Are now the peace conference, the league of nations, the American Republic, which has claimed to protect the rights of the weak and ie one of the Allies, ready to be in favor of such a one-sided, illegal treaty, while the present condition of Persia is as described above, and Persians are surrounded and choked, and have not any way freely to proclaim what is in their hearts—to protest and complain against this treaty?
Every individual Persian patriot, with the British hands pressing the throat and with bulging eyes, is looking toward the shore for safety, toward the results of all the 1'illiant words of the United States' President, i. o., toward the Americans, for help and rescue. Persians do not want anything new and extra which might seem difficult to the American Nation and other true, liberal nations: but they want whatever they have had before and have now to remain to themselves and to have their independence and integrity and rights preserved for themselves and their children.
If these true and plain rights seem difficult to be protected, what hope remains for good results from the brilliant words spoken to prohibit for the future the blood spilling and the filling up once more the fields with human corpses?
The decision to be made is laid before the tribunal ot humanity.
Persian National Association Of America,
1806 New Hampshire Avenue, Washington, D. C. August 29, 1919.
I. Appendix—The New Treaty—«0 Calleu.
In virtue of the close ties of friendship which have existed between the two Governments in the past, and in the conviction that it is in the essential and mutual interest of both in the future that these ties should be cemented and that the progress and prosperity of Persia shoula be promoted to the utmost,
It is hereby agreed between the Persian Government on the one hand and His Britannic Majesty's minister acting on behalf of his Government on the other hand as follows:
1. The British Government reiterates in the most categorical manner the undertakings which they have repeatedly given in the past to respect absolutely the independence and integrity of Persia.
2. The British Government will supply, at the cost of the Persian Government, the services of whatever expert advisers may, after a consultation between the two Governments, be considered necessary for the several departments of the Persian administration. These advisers shall be engaged on contracts and endowed with adequate powers, the nature of which shall be a matter of agreement between the Persian Government and the advisers.

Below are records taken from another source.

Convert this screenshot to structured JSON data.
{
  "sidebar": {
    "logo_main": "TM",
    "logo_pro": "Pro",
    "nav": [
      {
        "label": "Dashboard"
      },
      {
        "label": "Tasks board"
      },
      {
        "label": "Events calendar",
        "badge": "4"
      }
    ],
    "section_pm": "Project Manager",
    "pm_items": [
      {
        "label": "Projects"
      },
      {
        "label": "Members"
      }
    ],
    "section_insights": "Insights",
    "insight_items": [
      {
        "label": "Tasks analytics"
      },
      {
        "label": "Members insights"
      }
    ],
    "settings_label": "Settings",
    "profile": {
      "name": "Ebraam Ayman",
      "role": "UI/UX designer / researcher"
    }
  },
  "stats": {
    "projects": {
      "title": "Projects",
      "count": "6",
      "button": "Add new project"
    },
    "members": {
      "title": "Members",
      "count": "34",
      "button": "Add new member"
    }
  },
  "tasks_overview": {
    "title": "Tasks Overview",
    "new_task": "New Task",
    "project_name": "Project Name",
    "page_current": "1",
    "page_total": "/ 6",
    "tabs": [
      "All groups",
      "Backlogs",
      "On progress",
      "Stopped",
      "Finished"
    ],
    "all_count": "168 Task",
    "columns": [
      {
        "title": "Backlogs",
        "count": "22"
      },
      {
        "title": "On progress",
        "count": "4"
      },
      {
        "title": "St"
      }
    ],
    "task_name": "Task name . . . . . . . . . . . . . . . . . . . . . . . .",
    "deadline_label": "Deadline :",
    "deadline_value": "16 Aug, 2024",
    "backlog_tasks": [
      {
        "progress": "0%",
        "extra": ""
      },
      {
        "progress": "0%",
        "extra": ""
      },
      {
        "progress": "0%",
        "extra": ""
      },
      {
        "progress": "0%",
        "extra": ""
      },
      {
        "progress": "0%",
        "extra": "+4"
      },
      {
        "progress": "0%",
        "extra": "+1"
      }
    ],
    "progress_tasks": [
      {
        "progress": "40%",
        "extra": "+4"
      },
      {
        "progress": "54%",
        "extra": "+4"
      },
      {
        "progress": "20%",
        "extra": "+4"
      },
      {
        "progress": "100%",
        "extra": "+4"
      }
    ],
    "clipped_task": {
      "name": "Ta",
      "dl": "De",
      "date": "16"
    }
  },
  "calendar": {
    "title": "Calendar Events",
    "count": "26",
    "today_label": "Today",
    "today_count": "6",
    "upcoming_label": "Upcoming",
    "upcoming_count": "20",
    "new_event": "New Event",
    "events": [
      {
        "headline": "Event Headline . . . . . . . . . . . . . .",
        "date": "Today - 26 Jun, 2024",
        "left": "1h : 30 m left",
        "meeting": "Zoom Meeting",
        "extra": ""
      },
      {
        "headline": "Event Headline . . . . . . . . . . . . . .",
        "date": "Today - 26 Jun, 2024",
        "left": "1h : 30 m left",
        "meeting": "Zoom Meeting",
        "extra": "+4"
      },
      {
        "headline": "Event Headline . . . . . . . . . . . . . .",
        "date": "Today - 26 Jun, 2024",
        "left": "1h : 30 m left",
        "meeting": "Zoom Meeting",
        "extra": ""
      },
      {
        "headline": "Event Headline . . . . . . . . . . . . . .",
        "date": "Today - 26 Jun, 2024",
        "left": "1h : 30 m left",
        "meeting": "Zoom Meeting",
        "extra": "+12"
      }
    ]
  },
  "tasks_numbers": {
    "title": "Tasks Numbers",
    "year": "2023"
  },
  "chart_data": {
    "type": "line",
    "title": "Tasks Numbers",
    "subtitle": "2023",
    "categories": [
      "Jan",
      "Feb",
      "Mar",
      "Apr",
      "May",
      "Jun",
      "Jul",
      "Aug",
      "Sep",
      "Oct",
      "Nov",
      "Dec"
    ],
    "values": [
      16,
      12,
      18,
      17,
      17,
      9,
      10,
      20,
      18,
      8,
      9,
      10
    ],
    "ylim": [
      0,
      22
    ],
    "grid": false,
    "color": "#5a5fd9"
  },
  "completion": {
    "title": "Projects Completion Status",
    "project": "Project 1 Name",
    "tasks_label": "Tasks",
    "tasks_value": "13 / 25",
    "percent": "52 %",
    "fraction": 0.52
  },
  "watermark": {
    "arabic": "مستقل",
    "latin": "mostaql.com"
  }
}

3. The British Government will supply, at the cost of the Persian Government, such officers and such munitions and equipment of modem type as may be adjudged necessary by a joint commission of military experts, British and Persian, which shall be assembled forthwith for the purpose of estimating the needs of Persia in respect to the formation of the uniform force which the Persian Government purposes to create for the establishment and preservation of order in the country and its frontiers.
4. For the purpose of financiering the reforms indicated in clauses 2 and 3 of this agreement the British Government offers to provide or arrange a substantial loan for the Government of Persia for which adequate security shall be sought by the two Governments in consultation, in the revenues of the customs or other sources of income at the disposal of the Persian Government. Pending completion of negotiations for such a loan the British Government will supply on account of it such funds as may be needed for initiating the salient features of reforms.
5. The British Government, fully recognizing the urgent need which exists for the improvement of communications in Persia, both with a view to the extension of trade and the prevention of famine, is required (?) to cooperate with the Persian Government for the encouragement of Anglo-Persian forms of transport, subject always to the examination of the problem by experts and to agreement between the two Govern